Most people who develop Type 2 diabetes start with prediabetes, also known as impaired fasting blood sugar. Fasting blood sugar levels are elevated, between 100 and 125mg/dl, and Hemoglobin A1c 5.7-6.4%, but not high enough to be classified as diabetes. While many individuals with diabetes experience symptoms such as excessive thirst, frequent desire to urinate, blurred vision and feeling tired, these symptoms are rarely reported in those with prediabetes. Even though you may be feeling fine, it’s important to note that people with prediabetes are 50% more likely to have a stroke or heart attack than people with normal blood sugar readings.
In addition to impaired fasting blood sugar, being overweight or having a family history of diabetes also increases your risk. Women diagnosed with gestational diabetes or polycystic ovarian syndrome (PCOS) are also at higher risk of developing diabetes, as are individuals with high blood pressure, high triglycerides, and a low HDL or good cholesterol.

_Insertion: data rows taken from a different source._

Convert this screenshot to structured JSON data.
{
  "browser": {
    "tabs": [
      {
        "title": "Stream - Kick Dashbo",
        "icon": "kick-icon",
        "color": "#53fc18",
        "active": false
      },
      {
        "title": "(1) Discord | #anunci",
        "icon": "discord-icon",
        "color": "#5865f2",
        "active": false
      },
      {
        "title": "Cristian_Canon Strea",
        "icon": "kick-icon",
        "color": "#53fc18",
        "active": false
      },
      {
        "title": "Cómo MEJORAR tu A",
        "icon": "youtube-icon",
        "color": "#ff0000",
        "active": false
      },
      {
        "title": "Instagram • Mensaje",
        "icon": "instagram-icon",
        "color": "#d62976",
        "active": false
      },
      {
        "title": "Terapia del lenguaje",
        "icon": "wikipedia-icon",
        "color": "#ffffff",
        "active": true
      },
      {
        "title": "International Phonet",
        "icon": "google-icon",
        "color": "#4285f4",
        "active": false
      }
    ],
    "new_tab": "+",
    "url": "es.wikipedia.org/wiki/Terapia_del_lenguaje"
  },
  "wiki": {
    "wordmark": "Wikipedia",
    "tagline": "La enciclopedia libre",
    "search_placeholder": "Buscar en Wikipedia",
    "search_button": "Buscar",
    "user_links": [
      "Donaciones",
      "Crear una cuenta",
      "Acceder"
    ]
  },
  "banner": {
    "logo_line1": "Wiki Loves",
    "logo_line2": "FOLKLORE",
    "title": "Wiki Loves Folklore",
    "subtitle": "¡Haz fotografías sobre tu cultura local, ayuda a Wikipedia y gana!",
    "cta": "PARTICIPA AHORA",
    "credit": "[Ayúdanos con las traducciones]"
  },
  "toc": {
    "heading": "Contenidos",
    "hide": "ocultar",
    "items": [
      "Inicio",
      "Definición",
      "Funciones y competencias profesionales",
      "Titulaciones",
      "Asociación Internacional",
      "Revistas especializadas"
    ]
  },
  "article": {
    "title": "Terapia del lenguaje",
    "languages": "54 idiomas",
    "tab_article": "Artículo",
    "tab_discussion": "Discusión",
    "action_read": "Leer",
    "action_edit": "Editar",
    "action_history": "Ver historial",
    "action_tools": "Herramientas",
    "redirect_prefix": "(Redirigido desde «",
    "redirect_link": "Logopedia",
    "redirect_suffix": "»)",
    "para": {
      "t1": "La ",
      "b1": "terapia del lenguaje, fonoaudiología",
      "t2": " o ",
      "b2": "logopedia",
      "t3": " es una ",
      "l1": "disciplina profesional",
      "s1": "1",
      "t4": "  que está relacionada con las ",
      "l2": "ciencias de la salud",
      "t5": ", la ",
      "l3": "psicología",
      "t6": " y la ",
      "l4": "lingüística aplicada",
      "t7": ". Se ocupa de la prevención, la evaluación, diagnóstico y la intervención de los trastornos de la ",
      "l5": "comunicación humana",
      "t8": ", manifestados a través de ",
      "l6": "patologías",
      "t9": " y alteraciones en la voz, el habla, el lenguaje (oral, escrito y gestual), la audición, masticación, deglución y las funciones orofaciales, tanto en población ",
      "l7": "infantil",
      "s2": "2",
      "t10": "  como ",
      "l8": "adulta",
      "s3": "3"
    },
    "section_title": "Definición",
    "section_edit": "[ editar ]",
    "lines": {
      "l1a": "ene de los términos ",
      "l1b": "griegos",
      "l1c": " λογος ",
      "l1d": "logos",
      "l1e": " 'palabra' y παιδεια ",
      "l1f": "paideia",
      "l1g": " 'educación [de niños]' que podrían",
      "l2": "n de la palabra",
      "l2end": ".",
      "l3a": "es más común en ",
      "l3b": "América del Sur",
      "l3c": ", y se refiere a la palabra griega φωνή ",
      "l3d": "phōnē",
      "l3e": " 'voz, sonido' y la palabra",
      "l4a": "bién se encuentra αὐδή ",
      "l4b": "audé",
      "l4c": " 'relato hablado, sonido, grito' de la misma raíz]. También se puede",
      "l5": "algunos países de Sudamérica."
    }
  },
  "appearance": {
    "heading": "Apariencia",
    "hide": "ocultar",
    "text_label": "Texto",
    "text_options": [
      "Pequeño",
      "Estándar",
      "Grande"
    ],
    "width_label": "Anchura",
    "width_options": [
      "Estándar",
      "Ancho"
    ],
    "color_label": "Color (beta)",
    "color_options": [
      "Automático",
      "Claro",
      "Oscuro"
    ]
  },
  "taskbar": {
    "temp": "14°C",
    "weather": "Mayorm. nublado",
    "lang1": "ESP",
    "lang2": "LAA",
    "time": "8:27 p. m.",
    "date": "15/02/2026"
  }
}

If you have prediabetes, the best treatment is to eat less and move more. Research studies have shown that even a modest weight loss of 5-10 percent of your body weight, along with 30 minutes of physical activity most days of the week, can help prevent diabetes. If the thought of launching into a diet and exercise program is overwhelming, focus instead on working toward smaller goals each week. Try some of these suggestions from Atrius Health’s nutritionists:
If you need help, motivation, or more information on ways to prevent diabetes, ask your primary care physician about a nutrition referral to one of our nutritionists.